We are drawing down to the last few months with Solomon and I am trying to brace myself and enjoy him at the same time. But I must say that it is difficult to love and grieve in tandem.
The other morning, Solomon was not feeling well at all. In an effort to adjust his rations so that he's not carrying too much weight for his weakened back legs, I accidentally found his seizure threshhold. He'd had a mild one the day before and had been a little off, which isn't unusual. But he also wouldn't eat the day afterward, something that's only happened probably three times in his entire twelve years and has never been an issue after a seizure (to the contrary, actually). And I was worried.
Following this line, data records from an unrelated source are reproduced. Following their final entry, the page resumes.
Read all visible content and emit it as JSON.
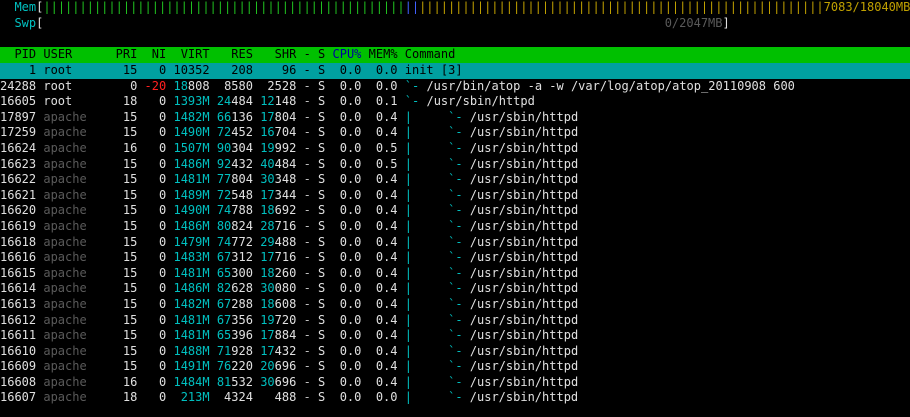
{
  "meters": {
    "mem_label": "Mem",
    "mem_bar_green": "||||||||||||||||||||||||||||||||||||||||||||||||||",
    "mem_bar_blue": "||",
    "mem_bar_yellow": "||||||||||||||||||||||||||||||||||||||||||||||||||||||||",
    "mem_value": "7083/18040MB",
    "swp_label": "Swp",
    "swp_value": "0/2047MB"
  },
  "header": {
    "pid": "PID",
    "user": "USER",
    "pri": "PRI",
    "ni": "NI",
    "virt": "VIRT",
    "res": "RES",
    "shr": "SHR",
    "s": "S",
    "cpu": "CPU%",
    "mem": "MEM%",
    "command": "Command"
  },
  "processes": [
    {
      "pid": "1",
      "user": "root",
      "pri": "15",
      "ni": "0",
      "virt": "10352",
      "res": "208",
      "shr": "96",
      "s": "S",
      "cpu": "0.0",
      "mem": "0.0",
      "tree": "",
      "cmd": "init [3]"
    },
    {
      "pid": "24288",
      "user": "root",
      "pri": "0",
      "ni": "-20",
      "virt": "18808",
      "res": "8580",
      "shr": "2528",
      "s": "S",
      "cpu": "0.0",
      "mem": "0.0",
      "tree": "`- ",
      "cmd": "/usr/bin/atop -a -w /var/log/atop/atop_20110908 600"
    },
    {
      "pid": "16605",
      "user": "root",
      "pri": "18",
      "ni": "0",
      "virt": "1393M",
      "res": "24484",
      "shr": "12148",
      "s": "S",
      "cpu": "0.0",
      "mem": "0.1",
      "tree": "`- ",
      "cmd": "/usr/sbin/httpd"
    },
    {
      "pid": "17897",
      "user": "apache",
      "pri": "15",
      "ni": "0",
      "virt": "1482M",
      "res": "66136",
      "shr": "17804",
      "s": "S",
      "cpu": "0.0",
      "mem": "0.4",
      "tree": "|     `- ",
      "cmd": "/usr/sbin/httpd"
    },
    {
      "pid": "17259",
      "user": "apache",
      "pri": "15",
      "ni": "0",
      "virt": "1490M",
      "res": "72452",
      "shr": "16704",
      "s": "S",
      "cpu": "0.0",
      "mem": "0.4",
      "tree": "|     `- ",
      "cmd": "/usr/sbin/httpd"
    },
    {
      "pid": "16624",
      "user": "apache",
      "pri": "16",
      "ni": "0",
      "virt": "1507M",
      "res": "90304",
      "shr": "19992",
      "s": "S",
      "cpu": "0.0",
      "mem": "0.5",
      "tree": "|     `- ",
      "cmd": "/usr/sbin/httpd"
    },
    {
      "pid": "16623",
      "user": "apache",
      "pri": "15",
      "ni": "0",
      "virt": "1486M",
      "res": "92432",
      "shr": "40484",
      "s": "S",
      "cpu": "0.0",
      "mem": "0.5",
      "tree": "|     `- ",
      "cmd": "/usr/sbin/httpd"
    },
    {
      "pid": "16622",
      "user": "apache",
      "pri": "15",
      "ni": "0",
      "virt": "1481M",
      "res": "77804",
      "shr": "30348",
      "s": "S",
      "cpu": "0.0",
      "mem": "0.4",
      "tree": "|     `- ",
      "cmd": "/usr/sbin/httpd"
    },
    {
      "pid": "16621",
      "user": "apache",
      "pri": "15",
      "ni": "0",
      "virt": "1489M",
      "res": "72548",
      "shr": "17344",
      "s": "S",
      "cpu": "0.0",
      "mem": "0.4",
      "tree": "|     `- ",
      "cmd": "/usr/sbin/httpd"
    },
    {
      "pid": "16620",
      "user": "apache",
      "pri": "15",
      "ni": "0",
      "virt": "1490M",
      "res": "74788",
      "shr": "18692",
      "s": "S",
      "cpu": "0.0",
      "mem": "0.4",
      "tree": "|     `- ",
      "cmd": "/usr/sbin/httpd"
    },
    {
      "pid": "16619",
      "user": "apache",
      "pri": "15",
      "ni": "0",
      "virt": "1486M",
      "res": "80824",
      "shr": "28716",
      "s": "S",
      "cpu": "0.0",
      "mem": "0.4",
      "tree": "|     `- ",
      "cmd": "/usr/sbin/httpd"
    },
    {
      "pid": "16618",
      "user": "apache",
      "pri": "15",
      "ni": "0",
      "virt": "1479M",
      "res": "74772",
      "shr": "29488",
      "s": "S",
      "cpu": "0.0",
      "mem": "0.4",
      "tree": "|     `- ",
      "cmd": "/usr/sbin/httpd"
    },
    {
      "pid": "16616",
      "user": "apache",
      "pri": "15",
      "ni": "0",
      "virt": "1483M",
      "res": "67312",
      "shr": "17716",
      "s": "S",
      "cpu": "0.0",
      "mem": "0.4",
      "tree": "|     `- ",
      "cmd": "/usr/sbin/httpd"
    },
    {
      "pid": "16615",
      "user": "apache",
      "pri": "15",
      "ni": "0",
      "virt": "1481M",
      "res": "65300",
      "shr": "18260",
      "s": "S",
      "cpu": "0.0",
      "mem": "0.4",
      "tree": "|     `- ",
      "cmd": "/usr/sbin/httpd"
    },
    {
      "pid": "16614",
      "user": "apache",
      "pri": "15",
      "ni": "0",
      "virt": "1486M",
      "res": "82628",
      "shr": "30080",
      "s": "S",
      "cpu": "0.0",
      "mem": "0.4",
      "tree": "|     `- ",
      "cmd": "/usr/sbin/httpd"
    },
    {
      "pid": "16613",
      "user": "apache",
      "pri": "15",
      "ni": "0",
      "virt": "1482M",
      "res": "67288",
      "shr": "18608",
      "s": "S",
      "cpu": "0.0",
      "mem": "0.4",
      "tree": "|     `- ",
      "cmd": "/usr/sbin/httpd"
    },
    {
      "pid": "16612",
      "user": "apache",
      "pri": "15",
      "ni": "0",
      "virt": "1481M",
      "res": "67356",
      "shr": "19720",
      "s": "S",
      "cpu": "0.0",
      "mem": "0.4",
      "tree": "|     `- ",
      "cmd": "/usr/sbin/httpd"
    },
    {
      "pid": "16611",
      "user": "apache",
      "pri": "15",
      "ni": "0",
      "virt": "1481M",
      "res": "65396",
      "shr": "17884",
      "s": "S",
      "cpu": "0.0",
      "mem": "0.4",
      "tree": "|     `- ",
      "cmd": "/usr/sbin/httpd"
    },
    {
      "pid": "16610",
      "user": "apache",
      "pri": "15",
      "ni": "0",
      "virt": "1488M",
      "res": "71928",
      "shr": "17432",
      "s": "S",
      "cpu": "0.0",
      "mem": "0.4",
      "tree": "|     `- ",
      "cmd": "/usr/sbin/httpd"
    },
    {
      "pid": "16609",
      "user": "apache",
      "pri": "15",
      "ni": "0",
      "virt": "1491M",
      "res": "76220",
      "shr": "20696",
      "s": "S",
      "cpu": "0.0",
      "mem": "0.4",
      "tree": "|     `- ",
      "cmd": "/usr/sbin/httpd"
    },
    {
      "pid": "16608",
      "user": "apache",
      "pri": "16",
      "ni": "0",
      "virt": "1484M",
      "res": "81532",
      "shr": "30696",
      "s": "S",
      "cpu": "0.0",
      "mem": "0.4",
      "tree": "|     `- ",
      "cmd": "/usr/sbin/httpd"
    },
    {
      "pid": "16607",
      "user": "apache",
      "pri": "18",
      "ni": "0",
      "virt": "213M",
      "res": "4324",
      "shr": "488",
      "s": "S",
      "cpu": "0.0",
      "mem": "0.0",
      "tree": "|     `- ",
      "cmd": "/usr/sbin/httpd"
    }
  ]
}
It was still dark outside and I was the only one up. I'd cooked him some scrambled eggs and sat on the floor beside him trying to get him to eat. He nosed the bites and looked away. A wave of sadness washed over me. In spite of myself I started to sob.
Solomon's sight is going, as is his hearing, and he often seems a little indifferent to attention unless it involves something he specifically wants (food, outside, his bed fixed, the water dish filled, Ruby removed from the burrow she's made in his blankets). But my crying got his attention. His big head rose and his eyes, glazed with age, fixed on my face. He pushed forward and began to wash away my tears, nuzzling me, licking my hands, pressing closer. It was humbling and uplifting. I thanked him and offered him another bite of eggs.
To my surprise, he devoured it and asked for another. And another. Watching me closely, he ate all of them and asked to go outside. When he came in, he slowly picked up a dog toy and carried it over to me, then laid down in his bed. Believe it or not, this is doggy braille and the message in human terms is I'm fine. Get up. Get going. Get happy. And I've heard it before. Countless times.
Years and years ago, when I was suffering from depression (the first time I'd ever been there and I had no idea how to combat it) and he was a puppy, Solomon took it upon himself to give me therapy. He would climb in my lap, wash my face, and bring me every toy he owned. When he got older, he would stand over our bed and drop tennis balls on top of me in the morning to get me to open my eyes, to play with him, to take him for one of our many long walks. How I was feeling, whatever else was going on in my life, fights with my husband, sick kids, unpaid bills, he was the constant--always there, unchanging, faithful. And the message I got from him was consistently loud and clear: Get up. Get going. Get happy.
I have a fantastic support system of people who love me, so many in fact, that you wouldn't think I'd need the coded message of a dog to motivate me or lift me up, but Solomon didn't clutter his advice up with words or philosophies, Bible verses, or self help therapies. And that made what he had to offer easier to internalize and take on board.
He is better today. Eating again, happier. But I am aware that tomorrow may be different. We're weighing his time now--how many good days versus how many bad ones. I've got my eye on the balance. I am hoping we'll see Christmas together, but have accepted that we may not.
Do you know that it is really difficult to tell most people how important your dog is to you? How he went into your inner battlefields and pulled you from the flames of yourself countless times? That his courage and his joy really were contagious, that you caught them from him? That he's been such a huge part of your life for so long that his not being somewhere nearby is just not an option? Only a small number get it--I mean, really get what I'm trying to say. So I've stopped trying to explaining it. Until now.